Activity: Extract each record and reproduce it exactly.

Source material:
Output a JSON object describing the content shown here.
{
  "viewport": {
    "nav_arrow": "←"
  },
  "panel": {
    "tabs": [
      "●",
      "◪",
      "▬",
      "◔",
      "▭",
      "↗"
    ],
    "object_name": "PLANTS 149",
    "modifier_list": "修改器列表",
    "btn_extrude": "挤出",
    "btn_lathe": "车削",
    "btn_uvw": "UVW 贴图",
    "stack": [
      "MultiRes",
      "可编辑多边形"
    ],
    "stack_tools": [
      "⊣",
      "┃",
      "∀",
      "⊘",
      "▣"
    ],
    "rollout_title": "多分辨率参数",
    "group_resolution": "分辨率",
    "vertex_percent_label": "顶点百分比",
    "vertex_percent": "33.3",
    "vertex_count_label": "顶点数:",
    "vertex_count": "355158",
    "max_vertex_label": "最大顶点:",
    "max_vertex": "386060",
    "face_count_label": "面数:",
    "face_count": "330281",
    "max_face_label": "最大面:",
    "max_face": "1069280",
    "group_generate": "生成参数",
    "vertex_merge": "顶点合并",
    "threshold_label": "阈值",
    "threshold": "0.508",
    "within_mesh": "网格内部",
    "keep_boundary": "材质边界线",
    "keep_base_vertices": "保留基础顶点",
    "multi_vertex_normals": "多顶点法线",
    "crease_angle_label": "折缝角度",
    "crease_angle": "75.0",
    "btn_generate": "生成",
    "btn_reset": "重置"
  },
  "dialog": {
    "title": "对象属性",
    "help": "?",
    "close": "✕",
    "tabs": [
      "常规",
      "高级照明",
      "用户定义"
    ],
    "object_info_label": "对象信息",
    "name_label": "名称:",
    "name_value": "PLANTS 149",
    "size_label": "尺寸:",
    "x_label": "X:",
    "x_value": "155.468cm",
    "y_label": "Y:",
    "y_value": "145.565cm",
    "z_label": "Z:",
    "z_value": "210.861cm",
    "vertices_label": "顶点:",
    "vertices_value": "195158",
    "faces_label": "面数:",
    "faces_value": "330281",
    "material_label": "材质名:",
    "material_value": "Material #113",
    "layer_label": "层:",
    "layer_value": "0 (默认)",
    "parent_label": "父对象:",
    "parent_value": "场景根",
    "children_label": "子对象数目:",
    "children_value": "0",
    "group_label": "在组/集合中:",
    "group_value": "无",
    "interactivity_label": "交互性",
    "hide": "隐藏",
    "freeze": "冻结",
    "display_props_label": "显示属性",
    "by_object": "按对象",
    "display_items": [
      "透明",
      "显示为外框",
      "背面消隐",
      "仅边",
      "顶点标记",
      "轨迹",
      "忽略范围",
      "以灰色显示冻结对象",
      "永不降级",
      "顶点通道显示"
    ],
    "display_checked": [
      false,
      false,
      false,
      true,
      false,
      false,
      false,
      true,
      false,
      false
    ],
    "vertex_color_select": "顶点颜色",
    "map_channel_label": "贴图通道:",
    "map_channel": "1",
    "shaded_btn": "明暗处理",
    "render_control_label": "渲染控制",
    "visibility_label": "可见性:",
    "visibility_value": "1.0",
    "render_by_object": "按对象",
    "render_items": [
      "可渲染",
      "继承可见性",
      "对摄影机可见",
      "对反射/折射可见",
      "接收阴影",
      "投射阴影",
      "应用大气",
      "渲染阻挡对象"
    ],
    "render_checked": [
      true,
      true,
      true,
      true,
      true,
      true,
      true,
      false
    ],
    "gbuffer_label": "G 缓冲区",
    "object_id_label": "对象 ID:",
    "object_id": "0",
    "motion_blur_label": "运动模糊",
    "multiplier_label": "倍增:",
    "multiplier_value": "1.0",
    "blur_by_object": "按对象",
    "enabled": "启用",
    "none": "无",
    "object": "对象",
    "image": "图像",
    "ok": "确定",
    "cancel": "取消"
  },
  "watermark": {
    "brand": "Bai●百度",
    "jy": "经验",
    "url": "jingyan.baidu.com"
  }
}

Solution:
Output a JSON object describing the content shown here.
{
  "viewport": {
    "nav_arrow": "←"
  },
  "panel": {
    "tabs": [
      "●",
      "◪",
      "▬",
      "◔",
      "▭",
      "↗"
    ],
    "object_name": "PLANTS 149",
    "modifier_list": "修改器列表",
    "btn_extrude": "挤出",
    "btn_lathe": "车削",
    "btn_uvw": "UVW 贴图",
    "stack": [
      "MultiRes",
      "可编辑多边形"
    ],
    "stack_tools": [
      "⊣",
      "┃",
      "∀",
      "⊘",
      "▣"
    ],
    "rollout_title": "多分辨率参数",
    "group_resolution": "分辨率",
    "vertex_percent_label": "顶点百分比",
    "vertex_percent": "33.3",
    "vertex_count_label": "顶点数:",
    "vertex_count": "355158",
    "max_vertex_label": "最大顶点:",
    "max_vertex": "386060",
    "face_count_label": "面数:",
    "face_count": "330281",
    "max_face_label": "最大面:",
    "max_face": "1069280",
    "group_generate": "生成参数",
    "vertex_merge": "顶点合并",
    "threshold_label": "阈值",
    "threshold": "0.508",
    "within_mesh": "网格内部",
    "keep_boundary": "材质边界线",
    "keep_base_vertices": "保留基础顶点",
    "multi_vertex_normals": "多顶点法线",
    "crease_angle_label": "折缝角度",
    "crease_angle": "75.0",
    "btn_generate": "生成",
    "btn_reset": "重置"
  },
  "dialog": {
    "title": "对象属性",
    "help": "?",
    "close": "✕",
    "tabs": [
      "常规",
      "高级照明",
      "用户定义"
    ],
    "object_info_label": "对象信息",
    "name_label": "名称:",
    "name_value": "PLANTS 149",
    "size_label": "尺寸:",
    "x_label": "X:",
    "x_value": "155.468cm",
    "y_label": "Y:",
    "y_value": "145.565cm",
    "z_label": "Z:",
    "z_value": "210.861cm",
    "vertices_label": "顶点:",
    "vertices_value": "195158",
    "faces_label": "面数:",
    "faces_value": "330281",
    "material_label": "材质名:",
    "material_value": "Material #113",
    "layer_label": "层:",
    "layer_value": "0 (默认)",
    "parent_label": "父对象:",
    "parent_value": "场景根",
    "children_label": "子对象数目:",
    "children_value": "0",
    "group_label": "在组/集合中:",
    "group_value": "无",
    "interactivity_label": "交互性",
    "hide": "隐藏",
    "freeze": "冻结",
    "display_props_label": "显示属性",
    "by_object": "按对象",
    "display_items": [
      "透明",
      "显示为外框",
      "背面消隐",
      "仅边",
      "顶点标记",
      "轨迹",
      "忽略范围",
      "以灰色显示冻结对象",
      "永不降级",
      "顶点通道显示"
    ],
    "display_checked": [
      false,
      false,
      false,
      true,
      false,
      false,
      false,
      true,
      false,
      false
    ],
    "vertex_color_select": "顶点颜色",
    "map_channel_label": "贴图通道:",
    "map_channel": "1",
    "shaded_btn": "明暗处理",
    "render_control_label": "渲染控制",
    "visibility_label": "可见性:",
    "visibility_value": "1.0",
    "render_by_object": "按对象",
    "render_items": [
      "可渲染",
      "继承可见性",
      "对摄影机可见",
      "对反射/折射可见",
      "接收阴影",
      "投射阴影",
      "应用大气",
      "渲染阻挡对象"
    ],
    "render_checked": [
      true,
      true,
      true,
      true,
      true,
      true,
      true,
      false
    ],
    "gbuffer_label": "G 缓冲区",
    "object_id_label": "对象 ID:",
    "object_id": "0",
    "motion_blur_label": "运动模糊",
    "multiplier_label": "倍增:",
    "multiplier_value": "1.0",
    "blur_by_object": "按对象",
    "enabled": "启用",
    "none": "无",
    "object": "对象",
    "image": "图像",
    "ok": "确定",
    "cancel": "取消"
  },
  "watermark": {
    "brand": "Bai●百度",
    "jy": "经验",
    "url": "jingyan.baidu.com"
  }
}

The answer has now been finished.